Copy each line of the data below with the word "JSON".

*** RAW DATA ***

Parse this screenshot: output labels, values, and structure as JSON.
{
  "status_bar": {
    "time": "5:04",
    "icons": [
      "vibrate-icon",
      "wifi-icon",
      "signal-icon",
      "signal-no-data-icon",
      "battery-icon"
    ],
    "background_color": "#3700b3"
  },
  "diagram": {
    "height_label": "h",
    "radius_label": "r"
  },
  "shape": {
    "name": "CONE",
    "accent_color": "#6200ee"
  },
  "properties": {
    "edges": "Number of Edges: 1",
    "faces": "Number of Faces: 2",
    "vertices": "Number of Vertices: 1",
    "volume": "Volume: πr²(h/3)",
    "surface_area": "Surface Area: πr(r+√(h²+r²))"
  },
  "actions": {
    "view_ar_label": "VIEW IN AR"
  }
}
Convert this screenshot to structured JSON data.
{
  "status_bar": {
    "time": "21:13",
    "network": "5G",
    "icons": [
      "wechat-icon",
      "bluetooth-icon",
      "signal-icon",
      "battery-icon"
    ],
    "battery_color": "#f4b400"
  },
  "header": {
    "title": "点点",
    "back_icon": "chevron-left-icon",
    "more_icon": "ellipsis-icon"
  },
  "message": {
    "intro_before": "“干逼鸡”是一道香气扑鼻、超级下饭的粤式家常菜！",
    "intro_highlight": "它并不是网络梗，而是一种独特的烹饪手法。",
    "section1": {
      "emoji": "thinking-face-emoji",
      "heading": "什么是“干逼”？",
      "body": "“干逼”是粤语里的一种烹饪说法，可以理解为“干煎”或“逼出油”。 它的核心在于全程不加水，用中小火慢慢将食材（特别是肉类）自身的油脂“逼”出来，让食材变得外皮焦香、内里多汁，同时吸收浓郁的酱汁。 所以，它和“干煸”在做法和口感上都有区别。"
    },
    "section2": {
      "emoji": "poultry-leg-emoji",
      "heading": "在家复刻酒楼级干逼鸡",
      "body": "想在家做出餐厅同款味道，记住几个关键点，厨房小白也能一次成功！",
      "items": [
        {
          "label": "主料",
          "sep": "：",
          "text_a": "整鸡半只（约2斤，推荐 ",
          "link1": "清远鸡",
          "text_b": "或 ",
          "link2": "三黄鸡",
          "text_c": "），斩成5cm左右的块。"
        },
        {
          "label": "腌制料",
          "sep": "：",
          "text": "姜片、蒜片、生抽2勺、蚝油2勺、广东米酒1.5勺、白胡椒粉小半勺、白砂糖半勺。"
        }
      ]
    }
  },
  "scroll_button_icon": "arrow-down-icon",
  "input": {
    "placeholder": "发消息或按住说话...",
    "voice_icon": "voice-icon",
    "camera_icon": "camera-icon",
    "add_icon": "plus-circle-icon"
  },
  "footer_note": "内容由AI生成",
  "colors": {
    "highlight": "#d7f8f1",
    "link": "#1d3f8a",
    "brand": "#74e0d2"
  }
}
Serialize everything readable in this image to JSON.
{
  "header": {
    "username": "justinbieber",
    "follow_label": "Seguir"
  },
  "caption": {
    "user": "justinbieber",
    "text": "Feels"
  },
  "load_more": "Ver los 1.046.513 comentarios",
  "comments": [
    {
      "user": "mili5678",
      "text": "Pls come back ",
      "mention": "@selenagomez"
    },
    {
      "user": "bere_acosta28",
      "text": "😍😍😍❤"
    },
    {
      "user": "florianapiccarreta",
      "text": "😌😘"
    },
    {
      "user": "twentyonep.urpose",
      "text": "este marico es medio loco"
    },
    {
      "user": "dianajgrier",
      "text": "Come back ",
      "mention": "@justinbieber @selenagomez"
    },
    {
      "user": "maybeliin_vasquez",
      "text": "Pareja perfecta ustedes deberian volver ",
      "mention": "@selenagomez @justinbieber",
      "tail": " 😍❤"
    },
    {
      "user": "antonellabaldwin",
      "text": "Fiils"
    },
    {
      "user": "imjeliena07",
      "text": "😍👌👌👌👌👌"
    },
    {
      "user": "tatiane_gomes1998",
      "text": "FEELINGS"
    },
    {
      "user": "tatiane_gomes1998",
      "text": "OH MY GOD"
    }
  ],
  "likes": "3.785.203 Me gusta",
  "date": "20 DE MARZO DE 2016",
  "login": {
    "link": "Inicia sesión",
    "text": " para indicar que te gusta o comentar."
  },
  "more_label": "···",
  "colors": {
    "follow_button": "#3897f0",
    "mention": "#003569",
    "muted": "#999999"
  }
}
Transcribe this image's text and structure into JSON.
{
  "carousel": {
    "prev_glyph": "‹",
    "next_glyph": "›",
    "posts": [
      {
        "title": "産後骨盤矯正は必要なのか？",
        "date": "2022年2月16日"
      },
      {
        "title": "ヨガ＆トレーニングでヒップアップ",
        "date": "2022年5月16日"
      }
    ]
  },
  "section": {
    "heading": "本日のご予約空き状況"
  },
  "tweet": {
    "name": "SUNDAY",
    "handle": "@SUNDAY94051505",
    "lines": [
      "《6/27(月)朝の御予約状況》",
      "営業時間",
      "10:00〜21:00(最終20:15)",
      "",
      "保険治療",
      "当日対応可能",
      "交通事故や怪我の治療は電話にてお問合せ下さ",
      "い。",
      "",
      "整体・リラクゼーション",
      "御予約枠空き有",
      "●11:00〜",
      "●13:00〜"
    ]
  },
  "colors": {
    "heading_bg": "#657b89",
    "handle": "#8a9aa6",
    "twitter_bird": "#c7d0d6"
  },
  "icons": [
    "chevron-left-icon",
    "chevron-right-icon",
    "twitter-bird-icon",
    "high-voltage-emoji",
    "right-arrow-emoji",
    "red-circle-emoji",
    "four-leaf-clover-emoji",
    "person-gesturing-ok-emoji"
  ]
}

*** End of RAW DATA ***

### [SOLVED EXERCISE]
Parse this screenshot: output labels, values, and structure as JSON.
Convert this screenshot to structured JSON data.
Serialize everything readable in this image to JSON.
Transcribe this image's text and structure into JSON.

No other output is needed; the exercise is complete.